Work request: For the string "Members", count the lines in the records below that contain it. Answer with that number alone.

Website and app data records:

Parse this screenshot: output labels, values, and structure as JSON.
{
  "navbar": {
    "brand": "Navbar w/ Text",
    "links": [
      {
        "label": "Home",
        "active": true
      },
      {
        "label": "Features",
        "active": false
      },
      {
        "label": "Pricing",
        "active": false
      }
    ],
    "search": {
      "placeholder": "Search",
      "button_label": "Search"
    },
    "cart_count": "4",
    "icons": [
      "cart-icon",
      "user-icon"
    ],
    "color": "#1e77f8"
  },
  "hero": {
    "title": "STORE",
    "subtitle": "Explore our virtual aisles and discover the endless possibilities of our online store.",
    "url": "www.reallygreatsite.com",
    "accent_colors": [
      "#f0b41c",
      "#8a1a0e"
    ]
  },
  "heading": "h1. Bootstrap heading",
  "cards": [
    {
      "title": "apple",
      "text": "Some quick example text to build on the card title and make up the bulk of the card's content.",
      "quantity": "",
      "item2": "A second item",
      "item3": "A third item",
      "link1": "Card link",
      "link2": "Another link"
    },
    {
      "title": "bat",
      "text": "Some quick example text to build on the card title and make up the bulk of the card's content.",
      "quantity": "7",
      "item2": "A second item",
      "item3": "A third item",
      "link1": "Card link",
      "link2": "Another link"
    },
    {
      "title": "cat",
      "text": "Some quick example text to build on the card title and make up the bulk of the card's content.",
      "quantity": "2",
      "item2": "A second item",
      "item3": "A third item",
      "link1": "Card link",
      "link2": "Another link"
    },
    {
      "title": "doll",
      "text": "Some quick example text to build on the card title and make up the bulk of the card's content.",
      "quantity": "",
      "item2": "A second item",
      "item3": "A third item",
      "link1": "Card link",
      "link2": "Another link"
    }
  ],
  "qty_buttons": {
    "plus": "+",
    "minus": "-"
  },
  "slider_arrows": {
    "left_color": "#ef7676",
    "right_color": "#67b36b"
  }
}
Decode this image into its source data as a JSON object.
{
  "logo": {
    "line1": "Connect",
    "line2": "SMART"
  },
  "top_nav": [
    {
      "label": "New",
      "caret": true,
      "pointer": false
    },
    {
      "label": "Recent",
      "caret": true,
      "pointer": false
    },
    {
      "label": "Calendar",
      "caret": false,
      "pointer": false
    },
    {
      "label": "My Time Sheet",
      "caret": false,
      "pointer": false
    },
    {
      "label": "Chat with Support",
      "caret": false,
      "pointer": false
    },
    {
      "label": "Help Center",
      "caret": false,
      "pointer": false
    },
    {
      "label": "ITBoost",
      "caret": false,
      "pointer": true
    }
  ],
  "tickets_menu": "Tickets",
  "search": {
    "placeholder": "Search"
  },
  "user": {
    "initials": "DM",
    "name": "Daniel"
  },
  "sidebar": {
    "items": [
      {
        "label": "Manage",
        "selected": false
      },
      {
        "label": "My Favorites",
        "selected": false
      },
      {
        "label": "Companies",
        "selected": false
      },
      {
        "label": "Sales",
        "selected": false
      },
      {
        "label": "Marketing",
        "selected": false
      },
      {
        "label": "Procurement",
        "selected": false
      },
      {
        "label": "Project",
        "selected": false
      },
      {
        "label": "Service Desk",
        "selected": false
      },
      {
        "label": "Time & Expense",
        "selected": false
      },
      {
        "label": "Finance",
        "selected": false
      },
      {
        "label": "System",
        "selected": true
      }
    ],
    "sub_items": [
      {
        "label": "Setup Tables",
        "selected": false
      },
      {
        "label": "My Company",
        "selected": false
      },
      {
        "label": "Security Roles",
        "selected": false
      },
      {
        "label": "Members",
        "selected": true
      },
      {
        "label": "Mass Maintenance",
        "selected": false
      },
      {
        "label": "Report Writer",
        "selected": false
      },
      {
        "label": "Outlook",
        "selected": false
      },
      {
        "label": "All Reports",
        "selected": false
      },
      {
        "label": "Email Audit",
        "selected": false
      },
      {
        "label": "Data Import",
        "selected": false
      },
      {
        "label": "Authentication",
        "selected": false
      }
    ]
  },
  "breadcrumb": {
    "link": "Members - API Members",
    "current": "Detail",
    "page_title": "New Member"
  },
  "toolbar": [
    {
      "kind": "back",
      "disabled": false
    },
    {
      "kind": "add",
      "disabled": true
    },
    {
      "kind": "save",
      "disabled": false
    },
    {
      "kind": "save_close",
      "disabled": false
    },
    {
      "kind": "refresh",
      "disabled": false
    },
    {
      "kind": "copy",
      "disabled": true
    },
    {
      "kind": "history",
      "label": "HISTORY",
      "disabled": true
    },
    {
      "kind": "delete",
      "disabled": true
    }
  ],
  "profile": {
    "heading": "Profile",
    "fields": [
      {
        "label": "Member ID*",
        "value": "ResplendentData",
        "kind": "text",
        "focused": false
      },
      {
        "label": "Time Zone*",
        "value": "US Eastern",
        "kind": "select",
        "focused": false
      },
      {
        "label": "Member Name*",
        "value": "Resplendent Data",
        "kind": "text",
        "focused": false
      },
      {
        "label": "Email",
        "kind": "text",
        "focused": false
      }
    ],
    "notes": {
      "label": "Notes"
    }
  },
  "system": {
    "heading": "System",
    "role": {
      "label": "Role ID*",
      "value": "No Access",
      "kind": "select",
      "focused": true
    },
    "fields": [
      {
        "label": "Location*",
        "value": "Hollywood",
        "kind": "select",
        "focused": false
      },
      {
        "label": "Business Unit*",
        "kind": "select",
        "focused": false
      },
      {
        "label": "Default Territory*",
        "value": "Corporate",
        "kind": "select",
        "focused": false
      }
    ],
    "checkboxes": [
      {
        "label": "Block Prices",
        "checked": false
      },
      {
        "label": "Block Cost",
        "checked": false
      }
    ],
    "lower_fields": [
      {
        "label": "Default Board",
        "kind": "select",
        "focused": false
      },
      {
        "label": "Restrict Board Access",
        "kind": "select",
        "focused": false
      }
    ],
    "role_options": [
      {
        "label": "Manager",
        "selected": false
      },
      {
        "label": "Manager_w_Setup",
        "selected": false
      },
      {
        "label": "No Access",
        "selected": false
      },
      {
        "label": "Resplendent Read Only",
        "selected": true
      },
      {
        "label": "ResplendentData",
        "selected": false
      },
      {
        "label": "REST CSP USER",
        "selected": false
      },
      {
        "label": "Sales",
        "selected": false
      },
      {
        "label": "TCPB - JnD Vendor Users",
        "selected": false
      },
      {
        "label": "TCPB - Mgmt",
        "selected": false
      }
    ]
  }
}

Task result: 2